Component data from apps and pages
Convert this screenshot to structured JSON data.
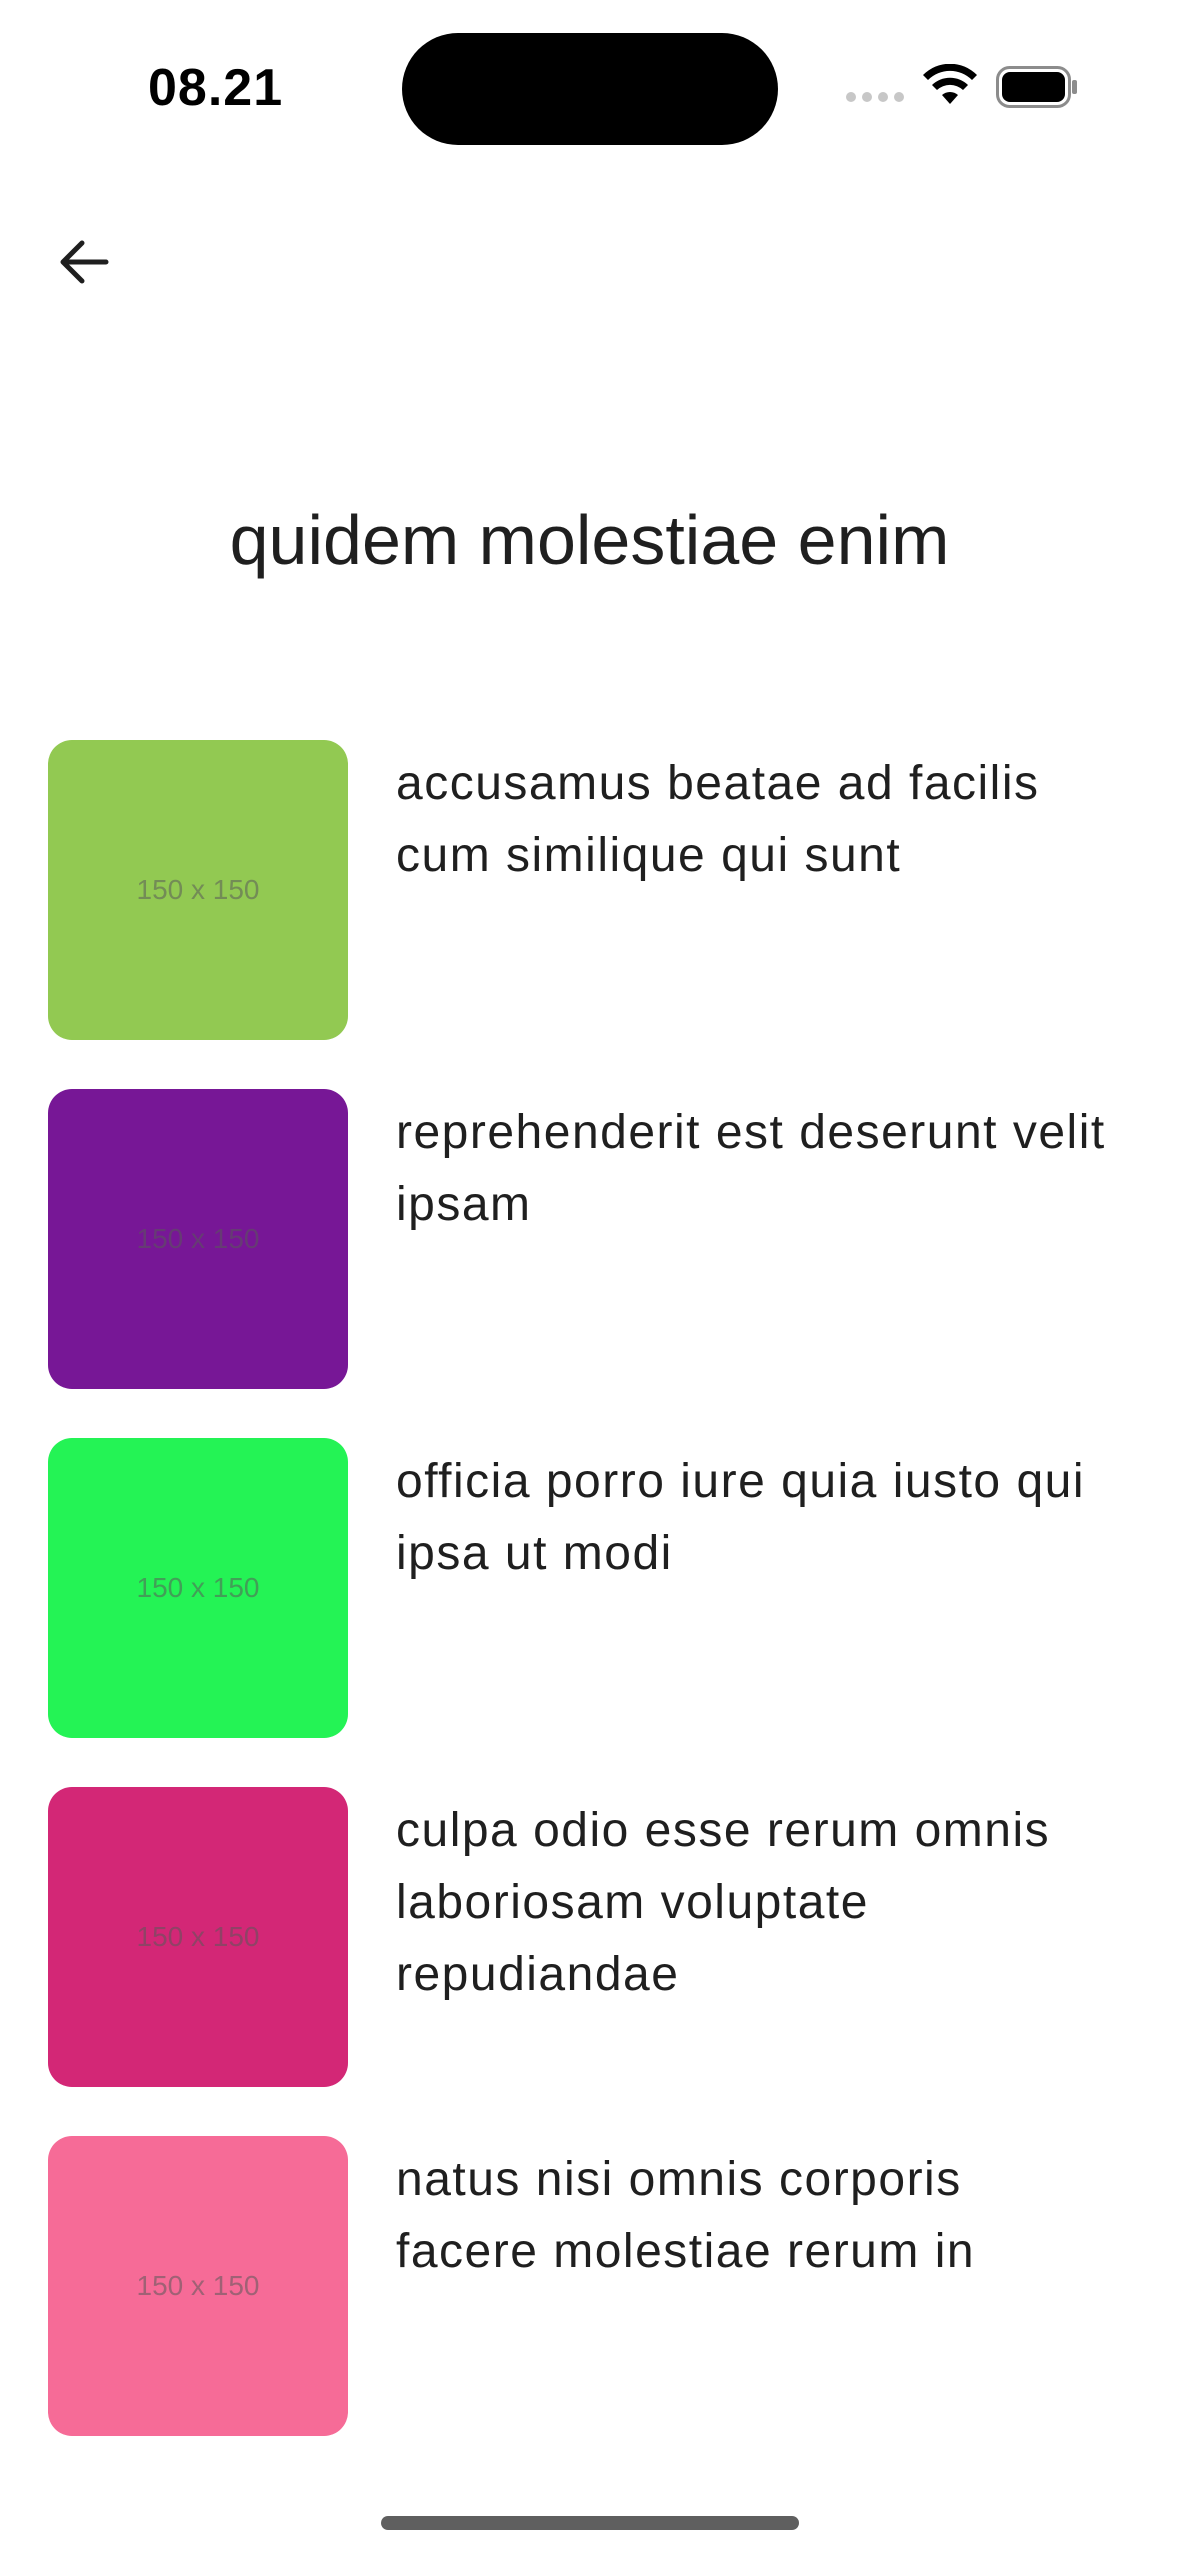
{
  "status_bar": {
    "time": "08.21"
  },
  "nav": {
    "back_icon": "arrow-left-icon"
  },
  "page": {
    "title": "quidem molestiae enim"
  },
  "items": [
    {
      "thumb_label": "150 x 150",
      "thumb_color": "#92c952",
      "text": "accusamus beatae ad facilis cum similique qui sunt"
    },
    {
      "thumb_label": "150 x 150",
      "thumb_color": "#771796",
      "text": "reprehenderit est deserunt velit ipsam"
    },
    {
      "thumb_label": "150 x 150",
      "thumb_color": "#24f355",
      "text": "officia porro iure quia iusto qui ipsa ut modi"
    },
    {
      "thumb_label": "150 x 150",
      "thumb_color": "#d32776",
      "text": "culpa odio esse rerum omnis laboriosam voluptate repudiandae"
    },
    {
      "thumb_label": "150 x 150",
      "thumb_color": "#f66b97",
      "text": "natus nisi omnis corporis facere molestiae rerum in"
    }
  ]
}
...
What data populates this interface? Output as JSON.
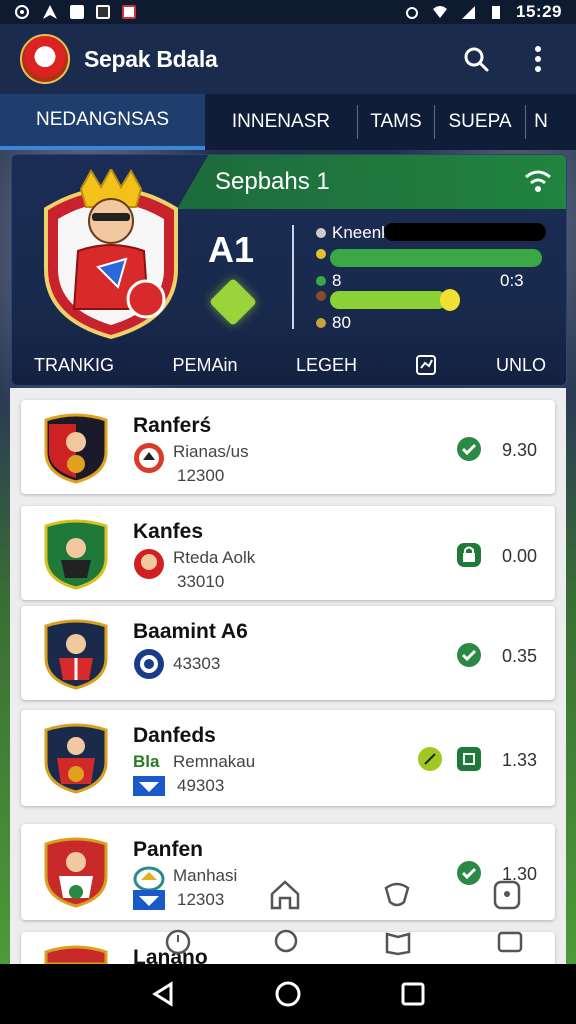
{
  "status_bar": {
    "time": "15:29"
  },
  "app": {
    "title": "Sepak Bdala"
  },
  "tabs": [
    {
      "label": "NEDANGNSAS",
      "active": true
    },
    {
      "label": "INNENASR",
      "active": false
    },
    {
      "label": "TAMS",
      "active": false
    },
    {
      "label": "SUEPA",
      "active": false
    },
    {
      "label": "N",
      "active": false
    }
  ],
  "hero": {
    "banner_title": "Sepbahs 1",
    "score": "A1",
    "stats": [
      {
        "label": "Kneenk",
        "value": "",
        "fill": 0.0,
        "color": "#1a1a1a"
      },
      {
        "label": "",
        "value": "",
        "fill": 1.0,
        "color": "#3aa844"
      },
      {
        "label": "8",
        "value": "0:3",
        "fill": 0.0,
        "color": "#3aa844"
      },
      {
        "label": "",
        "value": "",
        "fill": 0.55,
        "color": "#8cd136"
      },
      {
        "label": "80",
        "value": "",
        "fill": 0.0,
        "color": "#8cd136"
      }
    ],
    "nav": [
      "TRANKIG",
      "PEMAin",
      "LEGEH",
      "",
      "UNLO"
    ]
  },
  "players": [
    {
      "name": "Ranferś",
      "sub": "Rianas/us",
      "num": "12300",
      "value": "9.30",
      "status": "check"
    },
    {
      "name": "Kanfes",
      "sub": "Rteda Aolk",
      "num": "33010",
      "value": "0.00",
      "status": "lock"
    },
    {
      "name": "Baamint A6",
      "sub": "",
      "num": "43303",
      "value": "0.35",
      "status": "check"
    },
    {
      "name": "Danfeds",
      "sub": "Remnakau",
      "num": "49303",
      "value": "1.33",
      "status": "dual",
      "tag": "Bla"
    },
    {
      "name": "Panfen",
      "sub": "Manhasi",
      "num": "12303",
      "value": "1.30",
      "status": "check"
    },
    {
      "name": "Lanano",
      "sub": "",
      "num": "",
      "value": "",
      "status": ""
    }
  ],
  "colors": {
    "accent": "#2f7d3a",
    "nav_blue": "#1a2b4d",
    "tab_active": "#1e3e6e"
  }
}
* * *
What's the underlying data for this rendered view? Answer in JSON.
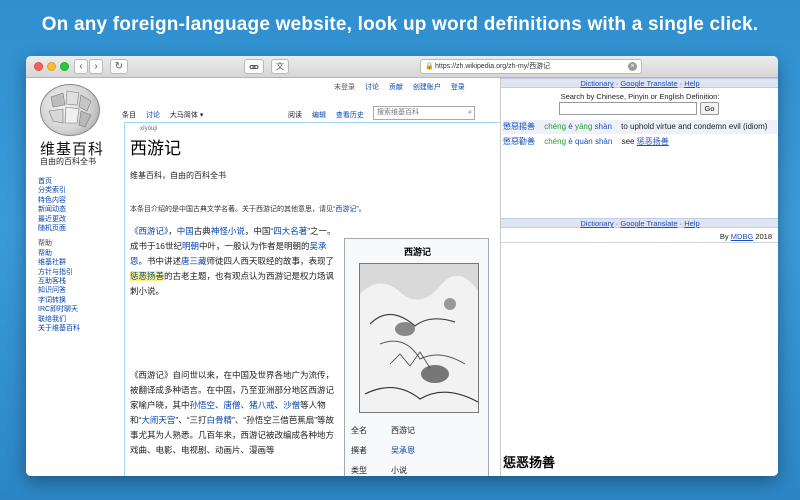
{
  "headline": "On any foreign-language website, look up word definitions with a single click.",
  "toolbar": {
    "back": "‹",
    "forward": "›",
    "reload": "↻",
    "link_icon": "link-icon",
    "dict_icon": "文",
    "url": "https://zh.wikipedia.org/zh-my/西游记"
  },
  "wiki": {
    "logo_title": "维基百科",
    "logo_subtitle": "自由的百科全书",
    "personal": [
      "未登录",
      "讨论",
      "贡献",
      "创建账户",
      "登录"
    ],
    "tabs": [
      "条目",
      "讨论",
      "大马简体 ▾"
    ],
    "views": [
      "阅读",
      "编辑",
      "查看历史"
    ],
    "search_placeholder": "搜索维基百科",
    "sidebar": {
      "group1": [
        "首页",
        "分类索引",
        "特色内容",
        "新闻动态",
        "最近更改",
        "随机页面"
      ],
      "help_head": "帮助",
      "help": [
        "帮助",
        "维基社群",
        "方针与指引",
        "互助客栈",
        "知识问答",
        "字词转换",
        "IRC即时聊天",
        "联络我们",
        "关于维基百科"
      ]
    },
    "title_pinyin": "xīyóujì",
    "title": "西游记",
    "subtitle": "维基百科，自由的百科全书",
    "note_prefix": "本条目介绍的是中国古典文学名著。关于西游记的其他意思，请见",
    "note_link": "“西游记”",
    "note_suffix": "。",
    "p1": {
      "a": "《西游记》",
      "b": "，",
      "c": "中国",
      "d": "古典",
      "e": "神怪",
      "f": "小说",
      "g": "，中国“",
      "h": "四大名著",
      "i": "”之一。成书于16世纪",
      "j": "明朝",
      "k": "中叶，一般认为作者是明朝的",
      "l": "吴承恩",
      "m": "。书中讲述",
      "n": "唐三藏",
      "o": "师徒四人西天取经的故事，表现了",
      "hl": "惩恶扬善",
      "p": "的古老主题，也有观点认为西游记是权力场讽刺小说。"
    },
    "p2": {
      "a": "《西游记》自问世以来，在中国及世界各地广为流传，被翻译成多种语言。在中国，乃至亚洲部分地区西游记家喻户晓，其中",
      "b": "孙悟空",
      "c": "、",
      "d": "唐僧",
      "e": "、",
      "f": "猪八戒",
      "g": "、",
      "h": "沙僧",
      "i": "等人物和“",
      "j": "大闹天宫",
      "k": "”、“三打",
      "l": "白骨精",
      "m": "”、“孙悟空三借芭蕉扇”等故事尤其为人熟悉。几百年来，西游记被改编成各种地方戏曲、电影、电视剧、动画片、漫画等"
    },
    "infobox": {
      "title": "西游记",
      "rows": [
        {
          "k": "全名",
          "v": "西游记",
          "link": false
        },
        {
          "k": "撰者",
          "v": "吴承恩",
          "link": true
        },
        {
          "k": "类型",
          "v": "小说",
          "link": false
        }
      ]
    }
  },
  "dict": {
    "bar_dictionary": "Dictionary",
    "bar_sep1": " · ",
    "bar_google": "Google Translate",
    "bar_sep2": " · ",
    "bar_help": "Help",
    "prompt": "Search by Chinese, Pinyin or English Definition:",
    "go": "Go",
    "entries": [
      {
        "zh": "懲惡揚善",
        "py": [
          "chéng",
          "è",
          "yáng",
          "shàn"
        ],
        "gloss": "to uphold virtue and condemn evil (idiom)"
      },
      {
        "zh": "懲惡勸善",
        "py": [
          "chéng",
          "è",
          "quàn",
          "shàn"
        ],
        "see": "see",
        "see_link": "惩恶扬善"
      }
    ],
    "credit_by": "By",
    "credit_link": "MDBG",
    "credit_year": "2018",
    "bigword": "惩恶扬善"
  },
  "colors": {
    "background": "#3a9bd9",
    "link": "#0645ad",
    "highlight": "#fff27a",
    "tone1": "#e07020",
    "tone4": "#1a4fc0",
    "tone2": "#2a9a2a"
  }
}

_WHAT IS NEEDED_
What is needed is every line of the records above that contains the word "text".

_SOLUTION_
      "text": "accusamus beatae ad facilis cum similique qui sunt"
      "text": "reprehenderit est deserunt velit ipsam"
      "text": "officia porro iure quia iusto qui ipsa ut modi"
      "text": "culpa odio esse rerum omnis laboriosam voluptate repudiandae"
      "text": "natus nisi omnis corporis facere molestiae rerum in"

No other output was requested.